The other day, I was playing Scrabble on my Kindle, on an app that’s not very good — because I sign in at intermediate level, win every game, and when moving up to “advanced,” lose 100 per cent of the time.
Both levels allow words I’m not familiar with, such as “qi” and “skito” and “apecne” and “orsi”. I’m making these up — or at least I think I am, but you get the idea. Still, I can beat the computer with words that other Scrabble games have always allowed me; I‘m too old to remember any new ones.
That’s not the point though. The point is that after completing each of these games, the app invites me to share my success on Facebook and offers a link with which to do so.
Come on! Who even — in Facebook’s much-ado-about-nothing world — could possibly give a flying frisbee when I win a Scrabble game on my Kindle? It might let people I haven’t seen in years know that I’m not yet senile, but somehow I doubt that they care.
All of this is to tell you that I’m becoming more and more astonished when people put online about themselves. And so is a Huffington Post correspondent, whose name wasn’t included with his or her thoughts on the subject. I’ve borrowed his five motivations for going on Facebook, but the sample postings are mine:
1. Image crafting. The author wants to affect the way people think of her.
– Mornin’ everybody! When I jumped into my beemer to go to work today, I splashed through a puddle and got mud on my Jimmy Choos. Late for my desk at the ad agency and then late for lunch at Galatoire’s with Harold, who persisted in pushing that trip to Cabo this spring. (Hope we don’t run into Reese Witherspoon again, but I do like that bracelet she sent me after last time!)

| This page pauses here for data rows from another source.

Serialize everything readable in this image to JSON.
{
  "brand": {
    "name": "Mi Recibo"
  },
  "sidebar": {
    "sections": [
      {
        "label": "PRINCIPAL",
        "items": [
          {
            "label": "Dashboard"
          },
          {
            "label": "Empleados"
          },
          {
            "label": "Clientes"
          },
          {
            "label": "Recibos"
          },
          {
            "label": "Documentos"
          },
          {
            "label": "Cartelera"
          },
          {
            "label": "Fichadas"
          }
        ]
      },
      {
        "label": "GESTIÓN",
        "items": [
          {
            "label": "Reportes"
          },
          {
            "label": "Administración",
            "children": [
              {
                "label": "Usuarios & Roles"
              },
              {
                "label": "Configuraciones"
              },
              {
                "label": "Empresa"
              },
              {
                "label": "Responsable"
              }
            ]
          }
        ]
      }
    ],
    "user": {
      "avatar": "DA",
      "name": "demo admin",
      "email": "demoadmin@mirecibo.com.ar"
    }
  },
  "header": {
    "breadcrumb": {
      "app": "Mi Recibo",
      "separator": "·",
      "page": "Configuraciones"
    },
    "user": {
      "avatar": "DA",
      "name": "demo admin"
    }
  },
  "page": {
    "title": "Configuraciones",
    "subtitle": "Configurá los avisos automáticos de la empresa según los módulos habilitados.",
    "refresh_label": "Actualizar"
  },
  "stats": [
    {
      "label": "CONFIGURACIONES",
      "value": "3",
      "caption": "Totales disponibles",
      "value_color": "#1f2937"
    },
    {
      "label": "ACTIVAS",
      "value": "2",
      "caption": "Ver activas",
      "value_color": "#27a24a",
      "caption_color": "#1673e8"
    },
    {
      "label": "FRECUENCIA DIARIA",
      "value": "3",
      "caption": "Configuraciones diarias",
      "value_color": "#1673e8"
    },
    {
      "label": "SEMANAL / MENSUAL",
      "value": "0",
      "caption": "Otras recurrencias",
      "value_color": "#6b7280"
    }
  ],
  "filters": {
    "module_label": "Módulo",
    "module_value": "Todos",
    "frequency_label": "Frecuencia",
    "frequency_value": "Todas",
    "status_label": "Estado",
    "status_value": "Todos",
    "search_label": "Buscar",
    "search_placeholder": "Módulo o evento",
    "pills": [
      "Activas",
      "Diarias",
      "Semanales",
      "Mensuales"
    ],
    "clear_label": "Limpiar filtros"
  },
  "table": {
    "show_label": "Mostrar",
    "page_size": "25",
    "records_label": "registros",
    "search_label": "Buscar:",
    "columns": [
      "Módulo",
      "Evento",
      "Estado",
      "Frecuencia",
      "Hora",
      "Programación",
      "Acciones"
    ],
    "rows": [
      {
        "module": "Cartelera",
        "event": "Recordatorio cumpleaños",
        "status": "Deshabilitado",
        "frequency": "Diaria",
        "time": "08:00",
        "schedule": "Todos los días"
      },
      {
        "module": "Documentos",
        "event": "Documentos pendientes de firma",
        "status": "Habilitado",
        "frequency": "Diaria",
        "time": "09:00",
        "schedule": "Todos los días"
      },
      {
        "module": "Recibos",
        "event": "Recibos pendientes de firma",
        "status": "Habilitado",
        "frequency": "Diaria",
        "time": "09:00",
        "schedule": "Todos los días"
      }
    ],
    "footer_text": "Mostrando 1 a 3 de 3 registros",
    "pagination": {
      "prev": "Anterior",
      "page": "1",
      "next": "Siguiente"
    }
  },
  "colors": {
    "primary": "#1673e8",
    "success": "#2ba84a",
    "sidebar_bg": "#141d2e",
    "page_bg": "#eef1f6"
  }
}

2. Narcissism. The author’s thoughts, opinions and life philosophies matter.
– Wahoo! Did you read this morning’s Times article about the Ukraine? I honestly think we should declare war on Putin! Who does he think he is?
3. Attention craving. The author wants attention.
– Yipee! I won eight out of 10 Scrabble games I played on my Kindle today. And to top the morning off, there was a recipe for shrimp and grits in the newspaper. Wait til I tell Stanley.
4. Jealousy inducing. The author wants to make people jealous of him or his life.
– Went to that new club on Esplanade last night and met at least a dozen hot chicks: After all these years the single life is everything it’s cracked up to be, take it from me. The venue was pricey, but when your portfolio is producing like mine, you can afford it. Checking out the new Lexuses on the lot; stay tuned. I’ll soon be taking you guys for rides — if you aren’t too busy babysitting!
5. Loneliness. The author is feeling lonely and wants Facebook to make it better.
– My oh my, I’m on a roll today. Just won my 18th Scrabble game and am up for more victories. Will keep you posted …